My standard advice to my family when we’re traveling is to say we’re from Maryland, not Washington, D.C. Not that I’m ashamed of my hometown, but the conversation always goes the same if saying you’re from Washington. (I never say D.C.)

“That damned (name any president, senator or congress person,” they’ll say and start rambling about the federal government.

To all visiting our fair city, here’s one piece of advice – don’t talk politics with locals.

I try to explain to out-of-towners that Washingtonians do not run the government. We don’t live at 1600 Pennsylvania Ave. or impose unfair taxes or laws.

We’re just everyday people, some of whom work for the government. But, we’re not the government. The president is not from here. Neither is your senator or congress person. You sent them to us, not the other way around.

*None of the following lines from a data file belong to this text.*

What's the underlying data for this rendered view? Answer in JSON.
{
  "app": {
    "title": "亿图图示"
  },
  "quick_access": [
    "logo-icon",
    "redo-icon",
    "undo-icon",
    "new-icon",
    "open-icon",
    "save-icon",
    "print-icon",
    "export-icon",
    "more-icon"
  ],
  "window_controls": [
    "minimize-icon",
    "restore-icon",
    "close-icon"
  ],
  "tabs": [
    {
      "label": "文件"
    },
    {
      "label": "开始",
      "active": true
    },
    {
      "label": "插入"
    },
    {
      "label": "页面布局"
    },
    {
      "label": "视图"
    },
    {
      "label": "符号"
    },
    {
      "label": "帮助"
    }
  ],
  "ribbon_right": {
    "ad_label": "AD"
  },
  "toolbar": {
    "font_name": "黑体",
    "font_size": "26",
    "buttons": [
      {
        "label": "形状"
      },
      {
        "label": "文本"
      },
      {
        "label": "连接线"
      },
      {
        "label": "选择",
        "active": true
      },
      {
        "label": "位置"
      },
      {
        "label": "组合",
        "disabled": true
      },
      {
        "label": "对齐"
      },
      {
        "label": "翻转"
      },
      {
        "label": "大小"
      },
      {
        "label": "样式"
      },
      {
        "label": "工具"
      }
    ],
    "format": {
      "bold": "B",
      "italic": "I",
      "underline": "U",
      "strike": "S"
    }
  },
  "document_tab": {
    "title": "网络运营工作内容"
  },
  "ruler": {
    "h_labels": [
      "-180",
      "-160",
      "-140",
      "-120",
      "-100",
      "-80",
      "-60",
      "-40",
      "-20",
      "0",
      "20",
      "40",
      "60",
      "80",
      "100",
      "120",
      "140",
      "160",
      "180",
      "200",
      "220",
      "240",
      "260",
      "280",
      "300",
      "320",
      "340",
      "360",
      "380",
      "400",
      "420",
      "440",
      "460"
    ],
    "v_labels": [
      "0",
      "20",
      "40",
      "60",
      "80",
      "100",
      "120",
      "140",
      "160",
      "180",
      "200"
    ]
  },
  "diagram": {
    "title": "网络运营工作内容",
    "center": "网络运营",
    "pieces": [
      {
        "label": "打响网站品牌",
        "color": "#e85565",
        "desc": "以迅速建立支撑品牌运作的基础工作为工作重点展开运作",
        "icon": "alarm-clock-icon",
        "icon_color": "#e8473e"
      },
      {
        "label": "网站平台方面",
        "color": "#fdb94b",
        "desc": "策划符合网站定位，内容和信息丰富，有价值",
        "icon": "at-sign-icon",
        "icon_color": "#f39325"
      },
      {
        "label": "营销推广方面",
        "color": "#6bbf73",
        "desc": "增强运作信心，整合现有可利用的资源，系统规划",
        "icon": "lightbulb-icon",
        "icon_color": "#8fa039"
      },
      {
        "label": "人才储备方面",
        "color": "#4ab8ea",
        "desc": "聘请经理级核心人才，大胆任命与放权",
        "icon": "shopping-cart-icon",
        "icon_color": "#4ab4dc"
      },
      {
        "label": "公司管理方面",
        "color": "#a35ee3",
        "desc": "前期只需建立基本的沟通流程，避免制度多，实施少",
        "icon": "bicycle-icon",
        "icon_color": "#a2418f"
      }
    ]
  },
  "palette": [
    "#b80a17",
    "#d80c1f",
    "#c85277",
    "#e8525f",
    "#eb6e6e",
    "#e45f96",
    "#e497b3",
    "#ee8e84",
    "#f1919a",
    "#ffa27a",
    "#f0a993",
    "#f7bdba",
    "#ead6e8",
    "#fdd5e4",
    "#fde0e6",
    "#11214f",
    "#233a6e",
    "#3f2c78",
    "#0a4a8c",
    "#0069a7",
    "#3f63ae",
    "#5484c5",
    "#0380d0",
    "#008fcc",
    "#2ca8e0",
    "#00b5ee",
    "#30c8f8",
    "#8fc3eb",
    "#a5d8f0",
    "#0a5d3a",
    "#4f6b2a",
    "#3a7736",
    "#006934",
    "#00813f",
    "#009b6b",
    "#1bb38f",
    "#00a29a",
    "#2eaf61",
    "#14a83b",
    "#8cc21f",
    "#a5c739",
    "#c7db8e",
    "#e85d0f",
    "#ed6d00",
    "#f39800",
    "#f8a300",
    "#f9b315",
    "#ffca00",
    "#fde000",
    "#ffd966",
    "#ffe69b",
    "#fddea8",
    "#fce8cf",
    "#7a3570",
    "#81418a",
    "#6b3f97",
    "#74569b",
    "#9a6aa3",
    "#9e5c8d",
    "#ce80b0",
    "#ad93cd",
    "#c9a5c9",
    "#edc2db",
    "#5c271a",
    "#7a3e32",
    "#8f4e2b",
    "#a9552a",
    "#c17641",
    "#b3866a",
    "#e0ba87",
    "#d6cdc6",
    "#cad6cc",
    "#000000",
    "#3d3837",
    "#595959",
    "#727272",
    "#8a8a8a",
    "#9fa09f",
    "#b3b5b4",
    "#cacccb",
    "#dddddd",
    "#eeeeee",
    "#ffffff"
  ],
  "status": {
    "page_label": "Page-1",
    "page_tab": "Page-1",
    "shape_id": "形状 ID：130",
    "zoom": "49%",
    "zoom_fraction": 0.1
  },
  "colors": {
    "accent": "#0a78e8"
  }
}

If you try to engage a native Washingtonian on politics, at best you’ll receive a polite dismissal because we’re tired of it. At worst, you’ll get an unwanted earful. It doesn’t matter what political party you’re discussing, we don’t care to discuss it.

Now back to talking about the weather, cherry blossoms and rotten traffic.

About Rick

Rick Snider is a native Washingtonian, long-time journalist and licensed tour guide since 2010.
This entry was posted in Washington life and tagged , , , . Bookmark the permalink.

1 Response to Native Washingtonian 101 – Talking politics, not

  1. Peter D. Ford III says:

    My mom gets mad at me whenever I come home and refuse to drive during the day. I hop on the ’36’ bus from SE, cross the Anacostia River, catch the subway and go wherever I want.
    When I first moved to LA in ’89, I naturally went downtown and strolled into the museums. When I walked past the attendant and she said, “$3, please,” I did this crazy double-take that said, “WHAT, I have to PAY to enter a museum?” Thank you, Smithsonian, for spoiling me my whole life 🙂

Leave a Reply